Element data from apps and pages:
****

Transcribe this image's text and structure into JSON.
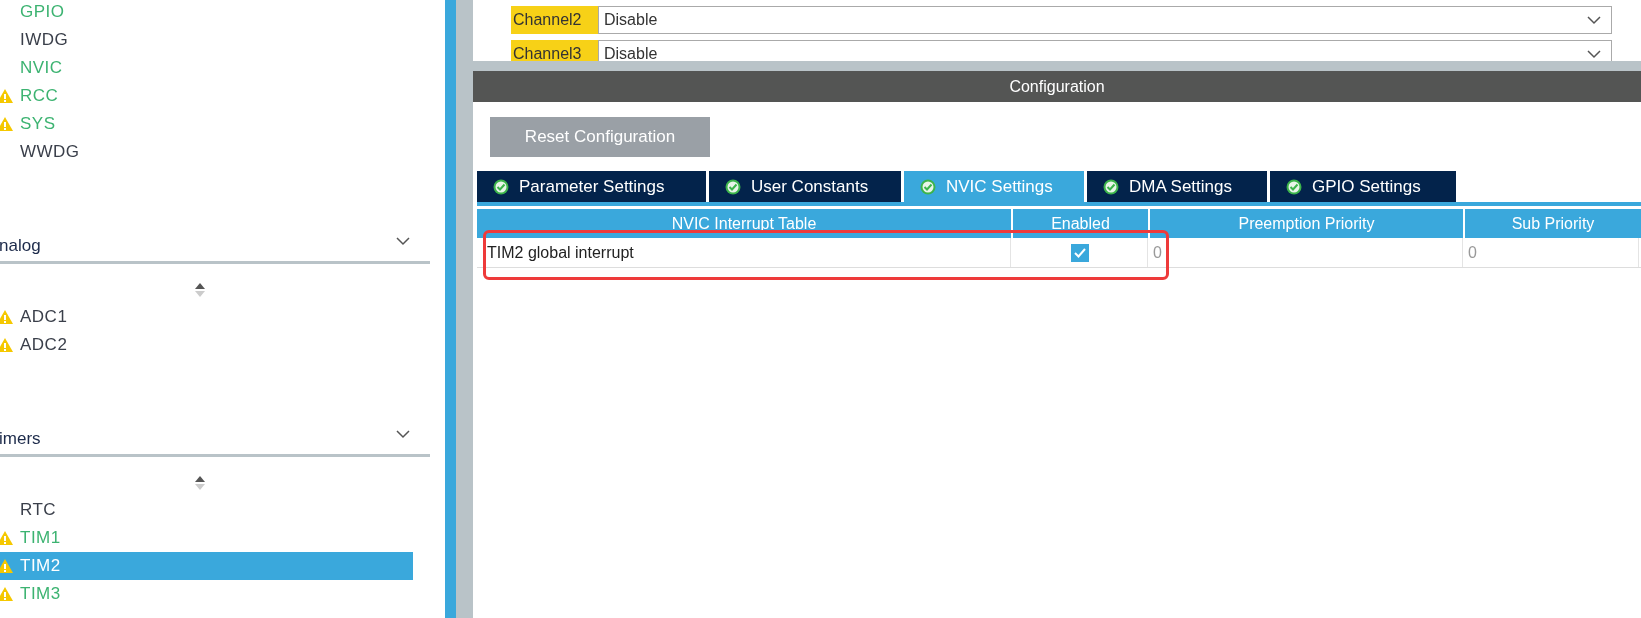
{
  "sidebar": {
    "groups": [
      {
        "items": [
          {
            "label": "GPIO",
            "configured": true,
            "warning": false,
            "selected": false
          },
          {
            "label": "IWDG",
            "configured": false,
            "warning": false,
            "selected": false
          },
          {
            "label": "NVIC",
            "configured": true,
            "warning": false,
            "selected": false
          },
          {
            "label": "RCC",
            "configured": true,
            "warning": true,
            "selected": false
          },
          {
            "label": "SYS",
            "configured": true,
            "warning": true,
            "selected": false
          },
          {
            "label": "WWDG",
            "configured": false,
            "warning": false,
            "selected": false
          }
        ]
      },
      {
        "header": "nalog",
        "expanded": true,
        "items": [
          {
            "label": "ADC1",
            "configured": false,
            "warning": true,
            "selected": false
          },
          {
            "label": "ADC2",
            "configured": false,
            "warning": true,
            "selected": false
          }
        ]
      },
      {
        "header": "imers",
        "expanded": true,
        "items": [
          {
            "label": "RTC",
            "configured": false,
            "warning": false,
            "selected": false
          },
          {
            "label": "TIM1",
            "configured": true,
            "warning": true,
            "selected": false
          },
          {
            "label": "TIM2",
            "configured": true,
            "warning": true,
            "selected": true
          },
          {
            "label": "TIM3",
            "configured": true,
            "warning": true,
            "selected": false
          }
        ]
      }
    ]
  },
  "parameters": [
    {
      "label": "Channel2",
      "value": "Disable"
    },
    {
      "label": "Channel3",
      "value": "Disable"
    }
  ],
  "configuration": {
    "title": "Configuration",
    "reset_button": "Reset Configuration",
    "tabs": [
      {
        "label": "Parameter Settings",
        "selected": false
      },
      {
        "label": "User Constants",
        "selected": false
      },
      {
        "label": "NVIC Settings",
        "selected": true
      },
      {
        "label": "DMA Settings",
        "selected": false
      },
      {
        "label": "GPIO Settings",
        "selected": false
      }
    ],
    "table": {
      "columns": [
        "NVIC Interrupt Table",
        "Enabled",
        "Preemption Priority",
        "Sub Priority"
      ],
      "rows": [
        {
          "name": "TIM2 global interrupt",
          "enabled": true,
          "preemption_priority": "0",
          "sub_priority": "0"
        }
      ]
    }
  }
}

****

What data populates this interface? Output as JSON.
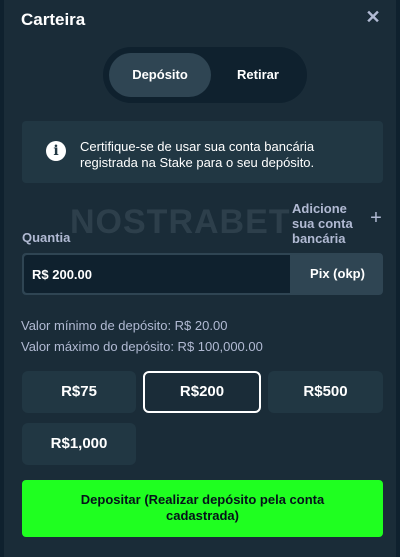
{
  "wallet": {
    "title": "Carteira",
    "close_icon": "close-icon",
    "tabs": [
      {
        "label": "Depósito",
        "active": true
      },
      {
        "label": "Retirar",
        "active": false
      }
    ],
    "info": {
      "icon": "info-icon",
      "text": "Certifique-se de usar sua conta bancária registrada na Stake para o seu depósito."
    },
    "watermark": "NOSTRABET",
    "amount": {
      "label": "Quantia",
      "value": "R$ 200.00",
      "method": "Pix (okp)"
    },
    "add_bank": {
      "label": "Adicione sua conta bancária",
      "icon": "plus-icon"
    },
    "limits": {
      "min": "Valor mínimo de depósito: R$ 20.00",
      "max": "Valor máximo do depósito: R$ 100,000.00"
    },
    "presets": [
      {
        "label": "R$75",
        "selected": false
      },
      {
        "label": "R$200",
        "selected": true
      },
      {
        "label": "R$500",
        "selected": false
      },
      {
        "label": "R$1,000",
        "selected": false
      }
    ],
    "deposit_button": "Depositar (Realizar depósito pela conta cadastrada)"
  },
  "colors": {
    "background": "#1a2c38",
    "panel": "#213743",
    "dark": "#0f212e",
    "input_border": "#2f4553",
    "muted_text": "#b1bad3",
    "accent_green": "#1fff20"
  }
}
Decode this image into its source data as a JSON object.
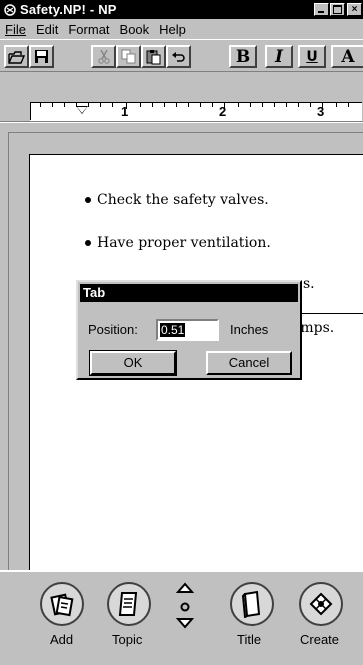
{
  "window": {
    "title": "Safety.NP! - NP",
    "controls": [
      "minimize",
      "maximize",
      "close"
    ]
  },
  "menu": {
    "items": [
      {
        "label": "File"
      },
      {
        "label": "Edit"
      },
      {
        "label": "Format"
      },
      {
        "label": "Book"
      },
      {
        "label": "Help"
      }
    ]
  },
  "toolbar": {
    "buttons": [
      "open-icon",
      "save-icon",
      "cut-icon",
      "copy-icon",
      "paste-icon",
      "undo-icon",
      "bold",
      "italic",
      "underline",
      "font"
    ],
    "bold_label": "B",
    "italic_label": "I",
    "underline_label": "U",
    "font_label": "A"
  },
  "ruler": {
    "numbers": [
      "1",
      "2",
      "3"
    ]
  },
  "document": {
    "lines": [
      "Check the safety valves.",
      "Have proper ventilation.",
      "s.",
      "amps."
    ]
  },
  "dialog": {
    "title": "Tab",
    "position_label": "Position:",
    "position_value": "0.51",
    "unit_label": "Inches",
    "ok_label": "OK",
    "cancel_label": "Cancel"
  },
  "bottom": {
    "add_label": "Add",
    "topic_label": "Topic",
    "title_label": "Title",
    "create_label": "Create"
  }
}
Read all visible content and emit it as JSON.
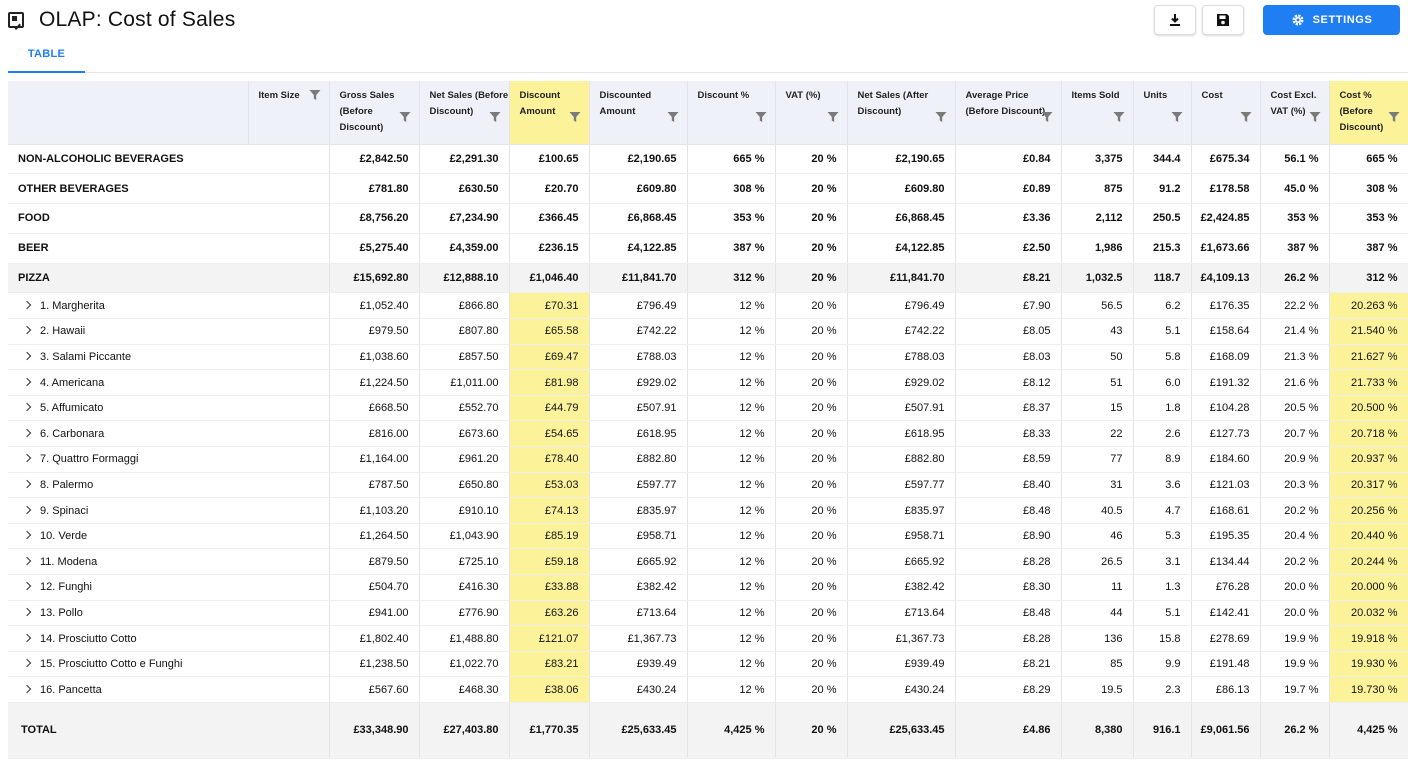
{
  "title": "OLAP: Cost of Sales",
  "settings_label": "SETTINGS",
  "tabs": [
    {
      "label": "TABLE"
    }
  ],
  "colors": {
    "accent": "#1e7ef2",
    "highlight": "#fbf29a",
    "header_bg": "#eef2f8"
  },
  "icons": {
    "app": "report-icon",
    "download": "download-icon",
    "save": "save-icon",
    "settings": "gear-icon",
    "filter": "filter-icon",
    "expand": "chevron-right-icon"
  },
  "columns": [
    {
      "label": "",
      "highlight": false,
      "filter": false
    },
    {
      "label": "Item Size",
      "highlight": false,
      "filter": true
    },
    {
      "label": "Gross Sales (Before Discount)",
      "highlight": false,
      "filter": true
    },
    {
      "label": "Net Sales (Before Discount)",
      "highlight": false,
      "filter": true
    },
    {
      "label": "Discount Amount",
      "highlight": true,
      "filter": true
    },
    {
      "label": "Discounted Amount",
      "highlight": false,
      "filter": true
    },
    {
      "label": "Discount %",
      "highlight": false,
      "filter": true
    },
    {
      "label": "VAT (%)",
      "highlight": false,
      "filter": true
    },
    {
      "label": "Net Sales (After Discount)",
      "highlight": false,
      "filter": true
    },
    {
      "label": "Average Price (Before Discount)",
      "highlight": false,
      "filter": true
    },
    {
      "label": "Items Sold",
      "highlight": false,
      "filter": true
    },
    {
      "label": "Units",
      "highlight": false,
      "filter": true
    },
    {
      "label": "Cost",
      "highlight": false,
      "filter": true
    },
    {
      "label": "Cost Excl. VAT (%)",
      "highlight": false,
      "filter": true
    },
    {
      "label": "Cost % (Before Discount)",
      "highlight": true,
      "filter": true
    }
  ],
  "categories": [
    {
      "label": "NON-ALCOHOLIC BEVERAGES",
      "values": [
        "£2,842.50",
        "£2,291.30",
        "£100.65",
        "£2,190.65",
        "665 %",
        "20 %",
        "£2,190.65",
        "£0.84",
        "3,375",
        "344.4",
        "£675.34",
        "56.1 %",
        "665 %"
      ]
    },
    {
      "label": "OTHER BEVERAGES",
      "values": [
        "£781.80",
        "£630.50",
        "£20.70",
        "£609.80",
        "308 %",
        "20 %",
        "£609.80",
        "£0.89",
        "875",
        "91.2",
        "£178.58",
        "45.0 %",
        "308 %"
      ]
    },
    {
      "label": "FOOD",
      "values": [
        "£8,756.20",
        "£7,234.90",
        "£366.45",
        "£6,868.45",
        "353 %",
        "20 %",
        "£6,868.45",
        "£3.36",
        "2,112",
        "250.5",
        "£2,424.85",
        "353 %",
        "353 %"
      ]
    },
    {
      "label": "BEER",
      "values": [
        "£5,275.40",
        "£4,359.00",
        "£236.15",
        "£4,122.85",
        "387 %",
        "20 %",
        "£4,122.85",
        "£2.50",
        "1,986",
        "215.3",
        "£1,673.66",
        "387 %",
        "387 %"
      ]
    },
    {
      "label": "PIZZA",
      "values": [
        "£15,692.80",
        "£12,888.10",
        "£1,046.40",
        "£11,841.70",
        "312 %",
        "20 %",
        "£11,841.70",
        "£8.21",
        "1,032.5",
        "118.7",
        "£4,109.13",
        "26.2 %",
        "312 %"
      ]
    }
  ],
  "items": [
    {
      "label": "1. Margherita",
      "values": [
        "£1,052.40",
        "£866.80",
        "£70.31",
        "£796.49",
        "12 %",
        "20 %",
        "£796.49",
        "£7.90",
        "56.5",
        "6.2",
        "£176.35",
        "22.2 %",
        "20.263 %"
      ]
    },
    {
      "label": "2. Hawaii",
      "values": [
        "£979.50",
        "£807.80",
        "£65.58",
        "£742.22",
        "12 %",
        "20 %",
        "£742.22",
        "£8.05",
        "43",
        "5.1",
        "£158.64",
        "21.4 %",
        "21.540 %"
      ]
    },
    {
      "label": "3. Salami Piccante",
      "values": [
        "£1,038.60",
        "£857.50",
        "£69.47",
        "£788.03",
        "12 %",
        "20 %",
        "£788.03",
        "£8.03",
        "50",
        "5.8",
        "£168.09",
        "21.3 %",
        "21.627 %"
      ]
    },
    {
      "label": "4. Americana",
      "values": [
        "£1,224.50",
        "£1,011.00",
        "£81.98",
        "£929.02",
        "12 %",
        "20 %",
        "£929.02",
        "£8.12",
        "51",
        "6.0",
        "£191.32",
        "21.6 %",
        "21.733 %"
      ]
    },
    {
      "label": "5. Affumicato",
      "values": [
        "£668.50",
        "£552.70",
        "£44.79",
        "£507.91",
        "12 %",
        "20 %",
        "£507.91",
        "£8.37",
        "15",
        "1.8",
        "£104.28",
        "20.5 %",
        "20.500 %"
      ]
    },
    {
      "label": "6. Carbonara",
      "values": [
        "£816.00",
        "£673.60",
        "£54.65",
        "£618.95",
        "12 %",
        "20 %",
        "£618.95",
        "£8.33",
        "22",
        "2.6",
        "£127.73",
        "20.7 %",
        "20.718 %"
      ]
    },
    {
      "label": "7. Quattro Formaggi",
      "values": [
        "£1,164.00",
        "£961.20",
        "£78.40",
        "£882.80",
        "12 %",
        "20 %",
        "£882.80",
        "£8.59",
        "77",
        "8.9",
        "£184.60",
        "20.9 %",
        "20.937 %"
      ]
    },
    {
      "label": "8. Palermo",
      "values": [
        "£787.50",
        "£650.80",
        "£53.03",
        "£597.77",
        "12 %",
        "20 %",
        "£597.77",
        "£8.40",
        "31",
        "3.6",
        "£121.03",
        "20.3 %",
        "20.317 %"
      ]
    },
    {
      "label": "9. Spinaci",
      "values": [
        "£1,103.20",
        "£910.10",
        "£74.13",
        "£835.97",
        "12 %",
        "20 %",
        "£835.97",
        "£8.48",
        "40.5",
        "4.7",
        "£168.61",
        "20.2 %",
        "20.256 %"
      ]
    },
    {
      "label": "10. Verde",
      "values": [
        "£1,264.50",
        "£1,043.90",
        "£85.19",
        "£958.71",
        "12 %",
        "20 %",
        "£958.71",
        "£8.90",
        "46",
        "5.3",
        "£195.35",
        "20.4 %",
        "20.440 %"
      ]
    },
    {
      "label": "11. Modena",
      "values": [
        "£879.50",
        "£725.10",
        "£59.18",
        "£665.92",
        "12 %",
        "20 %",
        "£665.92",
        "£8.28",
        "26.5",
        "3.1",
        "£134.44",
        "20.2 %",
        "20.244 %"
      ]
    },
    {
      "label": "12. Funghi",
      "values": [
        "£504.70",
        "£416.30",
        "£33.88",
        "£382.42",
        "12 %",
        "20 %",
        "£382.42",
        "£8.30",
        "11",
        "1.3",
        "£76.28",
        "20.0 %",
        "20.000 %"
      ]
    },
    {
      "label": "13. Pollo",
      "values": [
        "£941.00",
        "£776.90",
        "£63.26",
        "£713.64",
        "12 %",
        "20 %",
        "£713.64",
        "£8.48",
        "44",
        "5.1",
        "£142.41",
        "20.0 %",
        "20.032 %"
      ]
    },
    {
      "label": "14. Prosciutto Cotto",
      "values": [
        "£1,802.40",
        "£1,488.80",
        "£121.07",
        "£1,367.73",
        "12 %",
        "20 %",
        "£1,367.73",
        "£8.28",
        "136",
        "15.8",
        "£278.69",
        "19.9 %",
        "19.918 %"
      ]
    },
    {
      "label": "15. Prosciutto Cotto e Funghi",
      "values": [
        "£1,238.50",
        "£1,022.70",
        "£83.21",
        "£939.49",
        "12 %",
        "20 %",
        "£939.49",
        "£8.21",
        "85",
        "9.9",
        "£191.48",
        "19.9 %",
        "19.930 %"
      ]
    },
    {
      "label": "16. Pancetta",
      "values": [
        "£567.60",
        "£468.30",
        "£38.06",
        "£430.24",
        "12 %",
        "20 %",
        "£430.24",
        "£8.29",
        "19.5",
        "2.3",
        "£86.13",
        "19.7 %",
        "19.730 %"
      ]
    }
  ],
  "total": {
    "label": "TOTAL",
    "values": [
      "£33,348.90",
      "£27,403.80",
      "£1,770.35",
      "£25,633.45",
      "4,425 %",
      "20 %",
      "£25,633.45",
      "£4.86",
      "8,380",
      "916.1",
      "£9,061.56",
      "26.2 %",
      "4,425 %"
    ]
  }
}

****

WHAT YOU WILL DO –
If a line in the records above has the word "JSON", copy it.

PROBLEM SOLUTION –
Transcribe this image's text and structure into JSON.
What data populates this interface? Output as JSON.
Decode this image into its source data as a JSON object.
Read all visible content and emit it as JSON.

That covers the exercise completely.